BEGIN
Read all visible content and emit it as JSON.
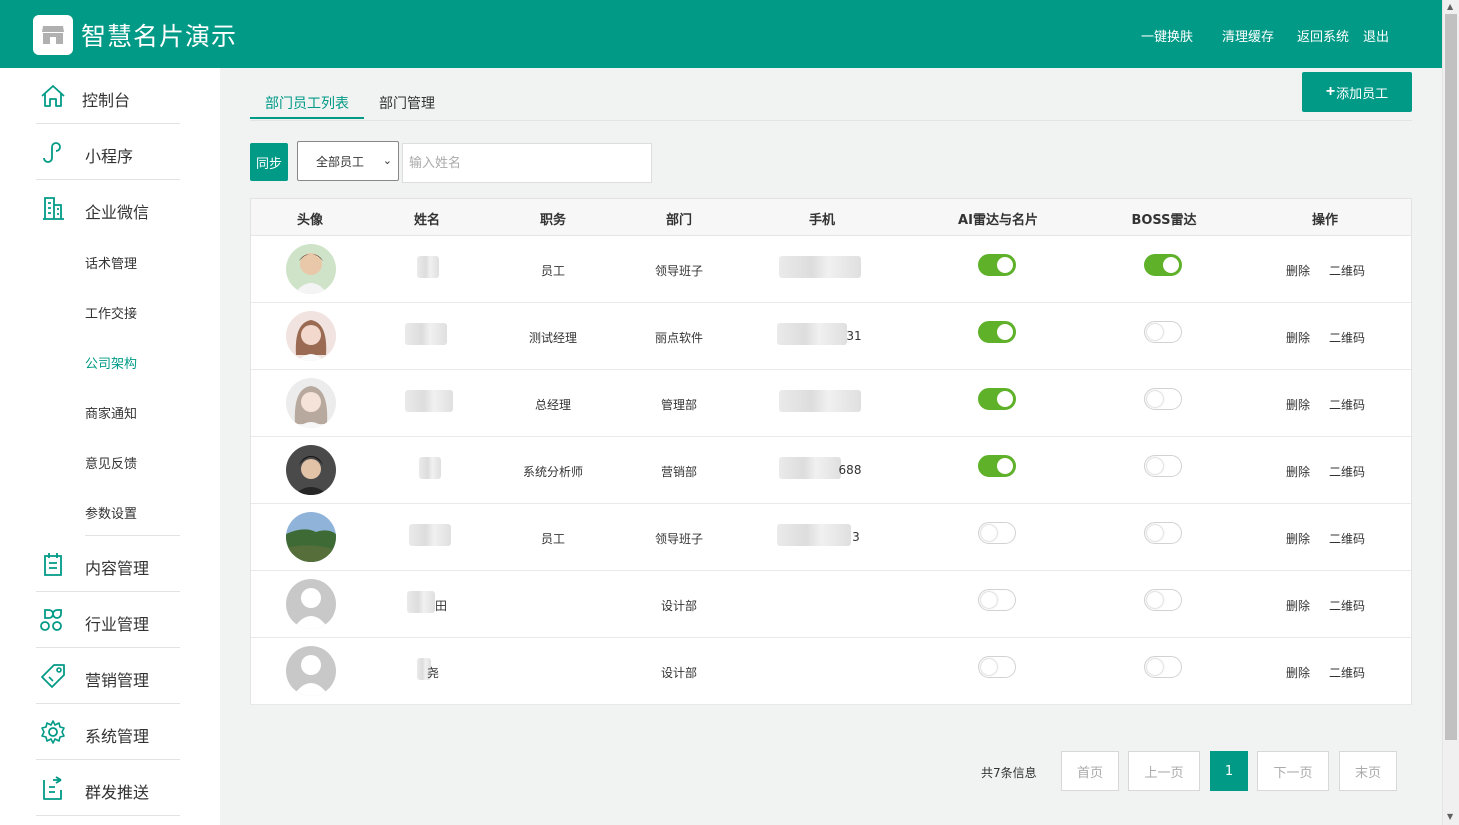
{
  "header": {
    "app_title": "智慧名片演示",
    "nav": [
      "一键换肤",
      "清理缓存",
      "返回系统",
      "退出"
    ]
  },
  "sidebar": {
    "main_items": [
      {
        "label": "控制台",
        "icon": "home-icon"
      },
      {
        "label": "小程序",
        "icon": "mini-program-icon"
      },
      {
        "label": "企业微信",
        "icon": "building-icon"
      }
    ],
    "sub_items": [
      "话术管理",
      "工作交接",
      "公司架构",
      "商家通知",
      "意见反馈",
      "参数设置"
    ],
    "active_sub": "公司架构",
    "bottom_items": [
      {
        "label": "内容管理",
        "icon": "clipboard-icon"
      },
      {
        "label": "行业管理",
        "icon": "grid-icon"
      },
      {
        "label": "营销管理",
        "icon": "tag-icon"
      },
      {
        "label": "系统管理",
        "icon": "gear-icon"
      },
      {
        "label": "群发推送",
        "icon": "share-icon"
      }
    ]
  },
  "tabs": [
    "部门员工列表",
    "部门管理"
  ],
  "add_button": "添加员工",
  "filters": {
    "sync_label": "同步",
    "select_value": "全部员工",
    "name_placeholder": "输入姓名"
  },
  "table": {
    "headers": [
      "头像",
      "姓名",
      "职务",
      "部门",
      "手机",
      "AI雷达与名片",
      "BOSS雷达",
      "操作"
    ],
    "rows": [
      {
        "name": "",
        "position": "员工",
        "dept": "领导班子",
        "phone": "",
        "ai_radar": true,
        "boss_radar": true
      },
      {
        "name": "",
        "position": "测试经理",
        "dept": "丽点软件",
        "phone": "31",
        "ai_radar": true,
        "boss_radar": false
      },
      {
        "name": "",
        "position": "总经理",
        "dept": "管理部",
        "phone": "",
        "ai_radar": true,
        "boss_radar": false
      },
      {
        "name": "",
        "position": "系统分析师",
        "dept": "营销部",
        "phone": "688",
        "ai_radar": true,
        "boss_radar": false
      },
      {
        "name": "",
        "position": "员工",
        "dept": "领导班子",
        "phone": "3",
        "ai_radar": false,
        "boss_radar": false
      },
      {
        "name": "田",
        "position": "",
        "dept": "设计部",
        "phone": "",
        "ai_radar": false,
        "boss_radar": false
      },
      {
        "name": "尧",
        "position": "",
        "dept": "设计部",
        "phone": "",
        "ai_radar": false,
        "boss_radar": false
      }
    ],
    "ops": [
      "删除",
      "二维码"
    ]
  },
  "pagination": {
    "info": "共7条信息",
    "first": "首页",
    "prev": "上一页",
    "current": "1",
    "next": "下一页",
    "last": "末页"
  },
  "colors": {
    "brand": "#009a86",
    "toggle_on": "#5fb12a"
  }
}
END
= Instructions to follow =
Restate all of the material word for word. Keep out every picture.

= Task result =
Read all visible content and emit it as JSON.
{
  "header": {
    "app_title": "智慧名片演示",
    "nav": [
      "一键换肤",
      "清理缓存",
      "返回系统",
      "退出"
    ]
  },
  "sidebar": {
    "main_items": [
      {
        "label": "控制台",
        "icon": "home-icon"
      },
      {
        "label": "小程序",
        "icon": "mini-program-icon"
      },
      {
        "label": "企业微信",
        "icon": "building-icon"
      }
    ],
    "sub_items": [
      "话术管理",
      "工作交接",
      "公司架构",
      "商家通知",
      "意见反馈",
      "参数设置"
    ],
    "active_sub": "公司架构",
    "bottom_items": [
      {
        "label": "内容管理",
        "icon": "clipboard-icon"
      },
      {
        "label": "行业管理",
        "icon": "grid-icon"
      },
      {
        "label": "营销管理",
        "icon": "tag-icon"
      },
      {
        "label": "系统管理",
        "icon": "gear-icon"
      },
      {
        "label": "群发推送",
        "icon": "share-icon"
      }
    ]
  },
  "tabs": [
    "部门员工列表",
    "部门管理"
  ],
  "add_button": "添加员工",
  "filters": {
    "sync_label": "同步",
    "select_value": "全部员工",
    "name_placeholder": "输入姓名"
  },
  "table": {
    "headers": [
      "头像",
      "姓名",
      "职务",
      "部门",
      "手机",
      "AI雷达与名片",
      "BOSS雷达",
      "操作"
    ],
    "rows": [
      {
        "name": "",
        "position": "员工",
        "dept": "领导班子",
        "phone": "",
        "ai_radar": true,
        "boss_radar": true
      },
      {
        "name": "",
        "position": "测试经理",
        "dept": "丽点软件",
        "phone": "31",
        "ai_radar": true,
        "boss_radar": false
      },
      {
        "name": "",
        "position": "总经理",
        "dept": "管理部",
        "phone": "",
        "ai_radar": true,
        "boss_radar": false
      },
      {
        "name": "",
        "position": "系统分析师",
        "dept": "营销部",
        "phone": "688",
        "ai_radar": true,
        "boss_radar": false
      },
      {
        "name": "",
        "position": "员工",
        "dept": "领导班子",
        "phone": "3",
        "ai_radar": false,
        "boss_radar": false
      },
      {
        "name": "田",
        "position": "",
        "dept": "设计部",
        "phone": "",
        "ai_radar": false,
        "boss_radar": false
      },
      {
        "name": "尧",
        "position": "",
        "dept": "设计部",
        "phone": "",
        "ai_radar": false,
        "boss_radar": false
      }
    ],
    "ops": [
      "删除",
      "二维码"
    ]
  },
  "pagination": {
    "info": "共7条信息",
    "first": "首页",
    "prev": "上一页",
    "current": "1",
    "next": "下一页",
    "last": "末页"
  },
  "colors": {
    "brand": "#009a86",
    "toggle_on": "#5fb12a"
  }
}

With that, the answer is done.